Published Feb 17, 2011While it clearly depends on your age and where you lived at the time, there's no denying that Montreal post-rockers Godspeed You! Black Emperor had a profound impact on an entire generation of people in the band's turn-of-the-millennium heyday, so their return to the stage was equal parts anticipation and folklore.
Kicking off the group's North American reunion run in Vancouver, a weight hovered over the Vogue Theatre as fans awaited the group's return. With that in mind, it was difficult to appreciate opener Total Life, whose heady synthscapes would have been more at home on a mixtape between Black Dice and Emeralds.
In the same way that Godspeed You! Black Emperor communicates their apocalypse-laden message of hope without words, words too fall short of doing their live presentation justice. A wall of amps, several guitarists, two bass players, a drummer, a percussionist and a violinist allowed the eight members on stage to explore dense sonics that varied from ear-bleeding cacophony to pin-dropping guitar segues within each 20-minute suite.
You would have been hard pressed to find evidence of a seven-year absence in Godspeed's ebbing and flowing set, as they explored massive crescendos and delicate transitions with unified dynamics. Also missing were any signs that their sound was dated, with the group's shimmering but voiceless anthems translating well in the current musical climate.

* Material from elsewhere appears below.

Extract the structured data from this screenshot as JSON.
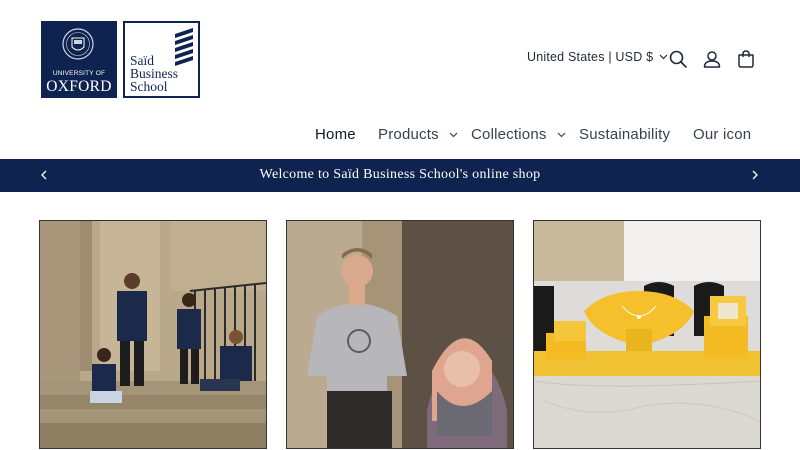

The length of the show was definitely a minor issue, however, as attention spans have clearly dwindled since the early 2000s and a two-hour instrumental set can be daunting. The band's inclusion of 16mm film was a perfect remedy to this, as well as an integral part of the show, accenting the songs with well-planned and highly inventive images from three clicking projectors in the back of the room.
When the show did feel like it was lagging, particularly with selections from the band's divisive Yanqui U.X.O., it only increased the intensity of the explosive climaxes. Closing with a triumphant rendition of their 1999 classic "BBF3," the group imploded into a sea of white noise and feedback, leaving jaws on the ground and fans heralding Godspeed's return.